CHARLESTON, S.C. - Throughout the month of February the Charleston County Public Library celebrates Black History Month with programs for all ages. These programs prompt us to remember important people, events, achievements and contributions by African Americans to the arts, literature, sports and pop culture.
Whether you're into history, learning about the Gullah culture, tales from the high seas, or games and activities, there's something for everyone.
For the kids, we have 6 Black History Month-themed storytimes full of books, songs, and activities. You can join our librarians for storytime on Facebook on Feb. 1, 5, 10, 15, 23, and 26 and 10 a.m.
Each Friday during the month, the Charleston Time Machine will observe Black History Month with a series of new podcasts focusing on the stories of four forgotten Charlestonians. Ranging from the colonial era to the twentieth century, their stories provide valuable glimpses into the lives of men and women who struggled for recognition and justice within a society founded on institutional discrimination.
Also on Feb. 1, we're kicking off the month with a special musical performance from Karlus Trapp titled "The Roots of Black Music in America." The performance will be available to view on for 15 days.
On Feb. 4 at 6 p.m., the National Book Foundation is hosting an author talk titled "Black History Re-Examined" that will deconstruct and re-contextualize Black experiences in America with 2020 National Book Award–honored authors Tamara Payne (The Dead Are Arising: The Life of Malcolm X, Winner, Nonfiction) and Isabel Wilkerson (Caste: The Origins of Our Discontent, Longlist, Nonfiction). Register here: https://www.ccpl.org/events/nbf-presents-black-history-reexamined
On Feb. 6 at 6 p.m., watch a special documentary on preserving organic farming the Gullah way.
On Feb. 13 at 6 p.m., we'll discuss Philip Reid and the Statue of Freedom as well as other contributions made by enslaves peoples.
Our "Read for Change" Book Club will meet twice in February, 16 and 23 at 6 p.m., to discuss 3 of the 8 pillars found in "Caste: The Origins of Our Discontent, Longlist, Nonfiction." The Zoom-based discussion will be led by Julian from the Wando Mount Pleasant Library. Register here for the event: https://www.ccpl.org/events/read-change-using-literacy-fight-racism-0
Also on Feb. 16, the National Book Foundation will host a special author talk to discuss Secrets of the New South.
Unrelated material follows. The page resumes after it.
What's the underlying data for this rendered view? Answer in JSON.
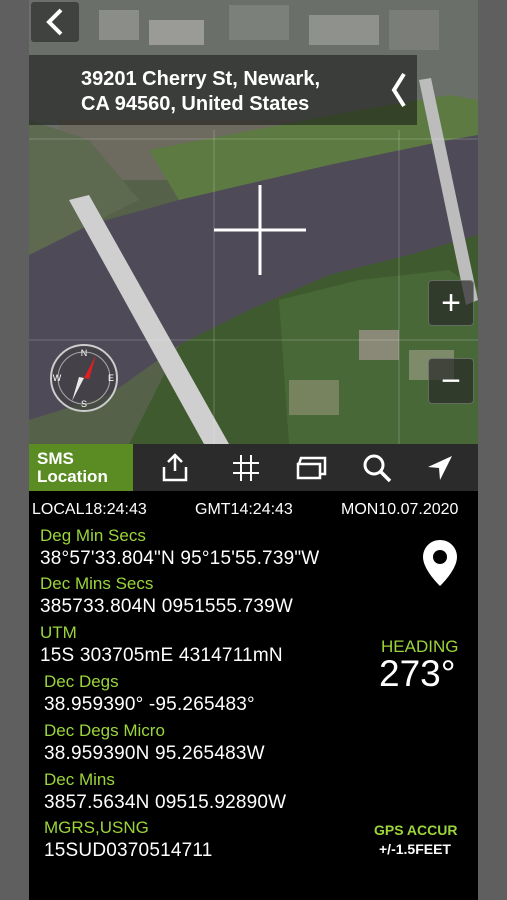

Join National Book Award–honored authors Jericho Brown (The Tradition, 2019 Poetry Finalist), Tayari Jones (An American Marriage, 2018 Fiction Longlist), and Deesha Philyaw (The Secret Lives of Church Ladies, 2020 Fiction Finalist) for a conversation on Southern literature and how Black writers are redefining stereotypes of the South, one poem, story, and secret at a time. Register here: https://www.ccpl.org/events/nbf-presents-secrets-south
On Feb. 17, CCPL and Spoleto Festival USA are teaming up for a book discussion on Zoom reflecting on the themes found in Spoleto’s opera Omar. Sign up for the discussion here: https://www.ccpl.org/events/book-discussion-spoleto-festival-usa-0
On Feb. 21 at 3 p.m., listen to "Lizzie Demands a Seat!: Elizabeth Jennings Fights for Streetcar Rights," written by Beth Anderson and illustrated by E. B. Lewis.
On Feb. 24, join us on Ovee for a special screening of Indie Lens Pop-Up's "Mr. SOUL!," the story of a public television variety show that offered an unfiltered, uncompromising celebration of Black literature, poetry, music, and politics—voices that had few other options for national television exposure.
And we'll round out the month with "Growing Gold" with Bill Green on Feb. 27 at 6 p.m. "Growing Gold" is a short documentary that showcases Bill and Sara Green of the Gullah Grub Restaurant as they try their hand at growing Carolina Gold Rice on their farm.
All of the events take place on Facebook unless otherwise noted.